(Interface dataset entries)

┌──

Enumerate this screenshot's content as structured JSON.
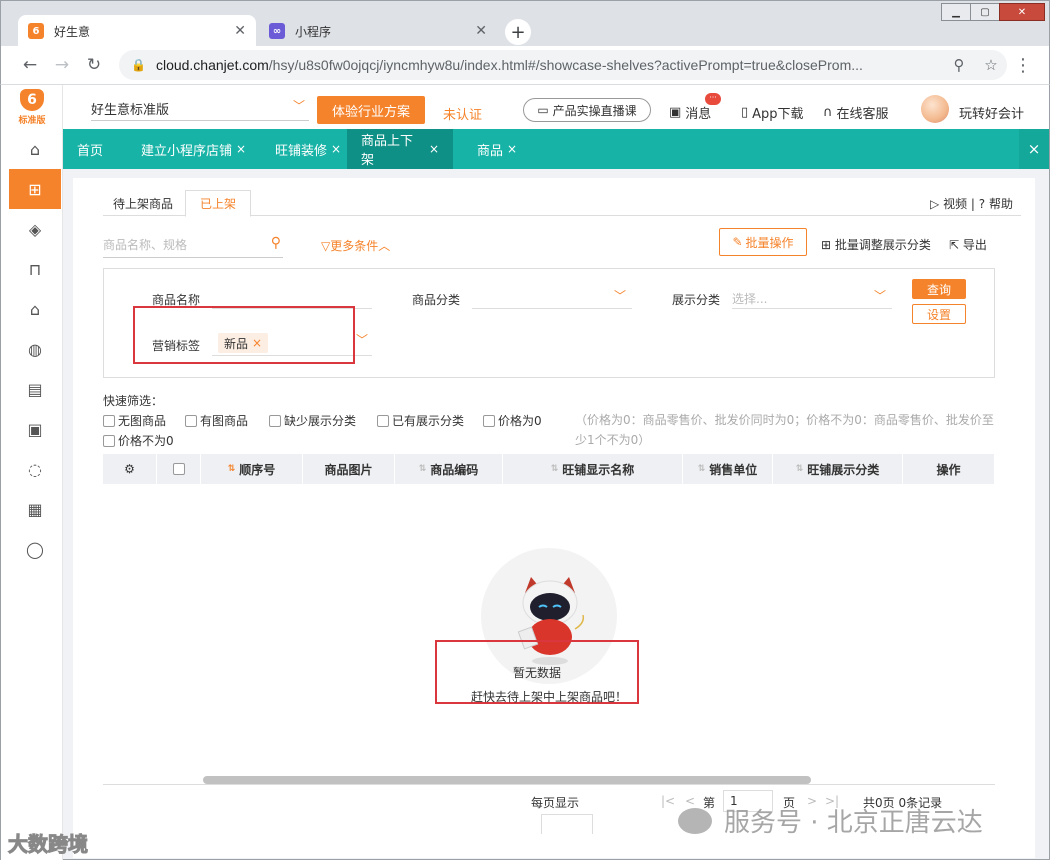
{
  "browser": {
    "tabs": [
      {
        "title": "好生意",
        "icon": "hao-shengyi-favicon",
        "color": "#f5832b"
      },
      {
        "title": "小程序",
        "icon": "mini-program-favicon",
        "color": "#6b5bd6"
      }
    ],
    "url_host": "cloud.chanjet.com",
    "url_path": "/hsy/u8s0fw0ojqcj/iyncmhyw8u/index.html#/showcase-shelves?activePrompt=true&closeProm..."
  },
  "sidebar": {
    "edition": "标准版",
    "items": [
      {
        "icon": "home-icon",
        "glyph": "⌂"
      },
      {
        "icon": "gift-icon",
        "glyph": "⬒",
        "active": true
      },
      {
        "icon": "tag-icon",
        "glyph": "◈"
      },
      {
        "icon": "bag-icon",
        "glyph": "▭"
      },
      {
        "icon": "warehouse-icon",
        "glyph": "⌂"
      },
      {
        "icon": "money-bag-icon",
        "glyph": "◍"
      },
      {
        "icon": "clipboard-icon",
        "glyph": "▤"
      },
      {
        "icon": "id-card-icon",
        "glyph": "▣"
      },
      {
        "icon": "cycle-icon",
        "glyph": "◌"
      },
      {
        "icon": "news-icon",
        "glyph": "▦"
      },
      {
        "icon": "chat-icon",
        "glyph": "◯"
      }
    ]
  },
  "topbar": {
    "version": "好生意标准版",
    "trial_button": "体验行业方案",
    "unverified": "未认证",
    "live_course": "产品实操直播课",
    "messages": "消息",
    "app_download": "App下载",
    "online_service": "在线客服",
    "user": "玩转好会计"
  },
  "nav": {
    "tabs": [
      {
        "label": "首页",
        "closable": false,
        "active": false
      },
      {
        "label": "建立小程序店铺",
        "closable": true,
        "active": false
      },
      {
        "label": "旺铺装修",
        "closable": true,
        "active": false
      },
      {
        "label": "商品上下架",
        "closable": true,
        "active": true
      },
      {
        "label": "商品",
        "closable": true,
        "active": false
      }
    ],
    "close_x": "×"
  },
  "panel": {
    "subtabs": [
      "待上架商品",
      "已上架"
    ],
    "video": "视频",
    "help": "帮助",
    "search_placeholder": "商品名称、规格",
    "more_conditions": "更多条件",
    "batch_ops": "批量操作",
    "batch_adjust": "批量调整展示分类",
    "export": "导出",
    "filters": {
      "product_name_label": "商品名称",
      "category_label": "商品分类",
      "display_category_label": "展示分类",
      "display_category_placeholder": "选择...",
      "marketing_tag_label": "营销标签",
      "marketing_tag_value": "新品",
      "query": "查询",
      "settings": "设置"
    },
    "quick_filter_title": "快速筛选：",
    "quick_filters": [
      "无图商品",
      "有图商品",
      "缺少展示分类",
      "已有展示分类",
      "价格为0",
      "价格不为0"
    ],
    "price_note": "（价格为0：商品零售价、批发价同时为0；价格不为0：商品零售价、批发价至少1个不为0）",
    "columns": [
      "顺序号",
      "商品图片",
      "商品编码",
      "旺铺显示名称",
      "销售单位",
      "旺铺展示分类",
      "操作"
    ],
    "empty_title": "暂无数据",
    "empty_subtitle": "赶快去待上架中上架商品吧！",
    "pager": {
      "per_page": "每页显示",
      "page_prefix": "第",
      "page_value": "1",
      "page_suffix": "页",
      "total": "共0页 0条记录"
    }
  },
  "watermarks": {
    "left": "大数跨境",
    "right": "服务号 · 北京正唐云达"
  },
  "colors": {
    "accent": "#f5832b",
    "nav_teal": "#17b3a6",
    "highlight_red": "#d9363e"
  }
}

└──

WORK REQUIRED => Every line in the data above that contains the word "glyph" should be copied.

RESULT OF THIS EXERCISE =>
        "glyph": "⌂"
        "glyph": "⬒",
        "glyph": "◈"
        "glyph": "▭"
        "glyph": "⌂"
        "glyph": "◍"
        "glyph": "▤"
        "glyph": "▣"
        "glyph": "◌"
        "glyph": "▦"
        "glyph": "◯"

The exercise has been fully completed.